Quality of leadership plays a huge role in the success of a business. Employees look to their bosses to set the tone and the character of the organization as a whole. Therefore, it is crucial that office leadership displays ethical behavior.
What is ethical leadership and how do you incorporate it?
We asked nine thought leaders to share examples of ethical leadership in the workplace to help you improve your role as a leader.
Trust Yourself And Your Instincts
Doing the right thing even when it feels hard or unpopular is the definition of ethical leadership. Even if the people you work with might be upset with a decision you make, trust your instincts, have courage, and think through each decision you make as an ethical leader logically instead of emotionally.
– Dan Reck, MATClinics
Surround Yourself With Other Ethical People
Ethical leaders have an easier job when they hire ethical employees. Leaders should seek to maintain a diverse work culture where employees put great importance on company ideals and values while still feeling free to bring different perspectives to the team.
– Ryan Nouis, TruPath
People, Process And Technology
First, leaders can get trapped in the smoke and mirrors of “you wouldn’t understand, it’s technical” used by some vendors and techies to create a smoke and mirrors game that masks core issues with a project. Leaders need to be accountable for every day and dollar regardless of what they are being told. Second, leaders need to make sure that no matter how cool technology may be, it needs to be used, benefit the end-user, and be measured for effectiveness. Technology has tripped up as many leaders as it has catapulted.
– Amy Feind Reeves, JobCoachAmy
Prepare And Rehearse
Have a clear plan of how you would handle certain ethical scenarios if they were to present themselves. Rehearse the hard conversations, and write down the steps you would like to take depending on the situation. In an ethical crisis, there might not be a lot of time to weigh out your decision. An ethical leader is well prepared and has plans in place for how to handle tough decisions.
– Kimberly Kriewald, AVANA Capital
Rather than pushing ahead and demanding terms previously agreed upon are met (which is short-term thinking), the right action may be to end the work for now, and re-approach in the future. This gives the client space to focus on what is critical and creates a true partnership for the long-term.
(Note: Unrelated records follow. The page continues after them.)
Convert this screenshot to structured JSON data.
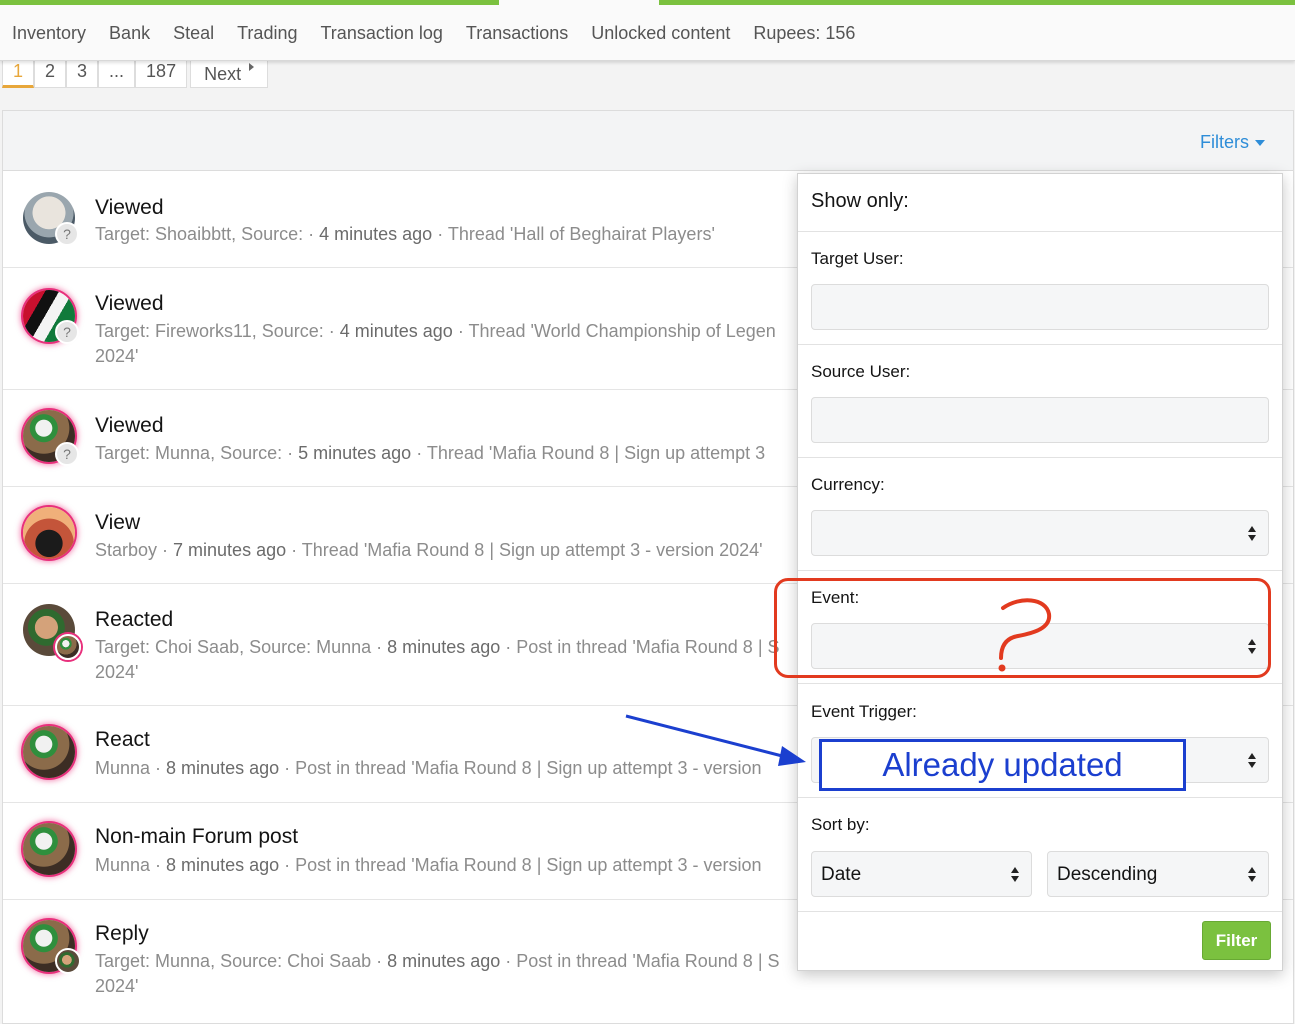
{
  "nav": {
    "items": [
      "Inventory",
      "Bank",
      "Steal",
      "Trading",
      "Transaction log",
      "Transactions",
      "Unlocked content",
      "Rupees: 156"
    ]
  },
  "pagination": {
    "pages": [
      "1",
      "2",
      "3",
      "...",
      "187"
    ],
    "current": "1",
    "next_label": "Next"
  },
  "filters_label": "Filters",
  "rows": [
    {
      "title": "Viewed",
      "meta_prefix": "Target: Shoaibbtt, Source: · ",
      "time": "4 minutes ago",
      "meta_suffix": " · Thread 'Hall of Beghairat Players'",
      "meta_line2": ""
    },
    {
      "title": "Viewed",
      "meta_prefix": "Target: Fireworks11, Source: · ",
      "time": "4 minutes ago",
      "meta_suffix": " · Thread 'World Championship of Legen",
      "meta_line2": "2024'"
    },
    {
      "title": "Viewed",
      "meta_prefix": "Target: Munna, Source: · ",
      "time": "5 minutes ago",
      "meta_suffix": " · Thread 'Mafia Round 8 | Sign up attempt 3",
      "meta_line2": ""
    },
    {
      "title": "View",
      "meta_prefix": "Starboy · ",
      "time": "7 minutes ago",
      "meta_suffix": " · Thread 'Mafia Round 8 | Sign up attempt 3 - version 2024'",
      "meta_line2": ""
    },
    {
      "title": "Reacted",
      "meta_prefix": "Target: Choi Saab, Source: Munna · ",
      "time": "8 minutes ago",
      "meta_suffix": " · Post in thread 'Mafia Round 8 | S",
      "meta_line2": "2024'"
    },
    {
      "title": "React",
      "meta_prefix": "Munna · ",
      "time": "8 minutes ago",
      "meta_suffix": " · Post in thread 'Mafia Round 8 | Sign up attempt 3 - version",
      "meta_line2": ""
    },
    {
      "title": "Non-main Forum post",
      "meta_prefix": "Munna · ",
      "time": "8 minutes ago",
      "meta_suffix": " · Post in thread 'Mafia Round 8 | Sign up attempt 3 - version",
      "meta_line2": ""
    },
    {
      "title": "Reply",
      "meta_prefix": "Target: Munna, Source: Choi Saab · ",
      "time": "8 minutes ago",
      "meta_suffix": " · Post in thread 'Mafia Round 8 | S",
      "meta_line2": "2024'"
    }
  ],
  "menu": {
    "header": "Show only:",
    "target_user_label": "Target User:",
    "source_user_label": "Source User:",
    "currency_label": "Currency:",
    "event_label": "Event:",
    "event_trigger_label": "Event Trigger:",
    "sort_by_label": "Sort by:",
    "sort_field": "Date",
    "sort_order": "Descending",
    "filter_button": "Filter"
  },
  "annotation": {
    "blue_text": "Already updated"
  }
}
– Nicole Spracale, Nicole Spracale Coaching & Consulting
Keep The Basic Human Fundamentals
People want leaders they can relate to, show and demonstrate legitimate empathy, and not only give clarity on outcomes and goals – but care about their individual goals and outcomes too.
Technology is important, however, these are tools to enhance the fundamentals of being a good leader and human. Ethical leadership is giving people these tools, but not straying away from truly caring and human connection.
– Khabeer Rockley, The 5% Institute
Responsibility Toward The Customer
Ethical leadership for me is all about putting customers first. It’s about training your team to always do what’s right for the customer, no matter what it takes. For example, we have a goal to answer all customer support queries within 12 hours because we’ve found that this is extremely important for customer retention. That’s what ethical leadership is for me – showing the employees that they have a responsibility towards the customer and not their manager.
– Jane Kovalkova, Chanty
One key aspect of ethical leadership is complete transparency. All employees should be kept informed about what the company is doing and how we’re getting there, from interns to directors. Transparency fosters trust and goes beyond making promises by actively maintaining constant communication throughout the company.
– Emily Bosak, Markitors
Remind Employees Of Their Worth
It can be easy for a leader to feel the need to smother employees by monitoring their every minute of technology use. With my employees, I have found it a better use of resources to remind them of their worth to the business. I let them know that no one is looking over their shoulder. However, I empower them to own their worth to the entire organization.
– Cade Parian, Parian Injury Law, LLC
This article was written by Brett Farmiloe and originally appeared on SCORE.